London: New royal succession rules removing male bias have come into force in Britain which means that if Prince William and wife Kate Middleton have a daughter she can no longer be superseded by a younger brother.
Royal succession rules in Britain and 15 other realms where the Queen is head of state were finally overhauled yesterday to give women equal rights.
New rules on royal succession that have now come into force, remove male bias and discrimination against Roman Catholics.
If the Duke and Duchess of Cambridge's new baby is a girl, she will follow Prince George and become fourth in line to the throne and will not be overtaken by any future younger brothers.
The new rules also allow members of the Royal Family to marry a Roman Catholic and become king or queen.
However, a Roman Catholic royal still cannot become the monarch.
Deputy Prime Minister Nick Clegg confirmed the Succession to the Crown Act had come into force in a written ministerial statement, the BBC reported.
The Act was passed by Parliament in 2013, but all the countries in which the Queen is head of state had to pass any necessary legislation before it took effect.
The changes to the rules of succession were rushed through Parliament ahead of the birth of Prince George in 2013.
But the arrival of a son for William and Kate meant George became third in line to the throne even without the new legislation.
Under the former rules of male primogeniture, royal sons took precedence over their female siblings, including first-born royal daughters.
The act also replaces the Royal Marriages Act 1772 and means that only the first six in line to the throne need the Queen's consent to marry.
This replaces a long-standing procedure which affected any distant royal relations who are descendants of George II.
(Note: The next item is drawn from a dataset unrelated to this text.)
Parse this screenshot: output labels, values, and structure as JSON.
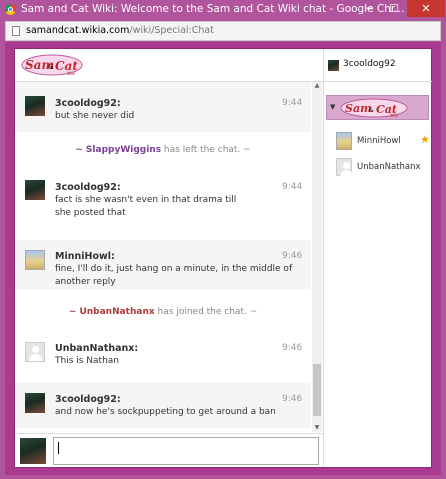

Six realms in addition to the UK legislated for the changes: Australia, Barbados, Canada, the Grenadines, New Zealand, St Kitts and Nevis and St Vincent.
Nine others concluded that the legislation was not necessary: Antigua and Barbuda, Bahamas, Belize, Grenada, Jamaica, Papua New Guinea, St Lucia, Solomon Islands and Tuvalu.
Clegg wrote: "The act reflects this government's emphasis on equality by removing centuries of discrimination on both religious and gender grounds. The act puts in place succession laws that are fit for the 21st century and for a modern constitutional monarchy."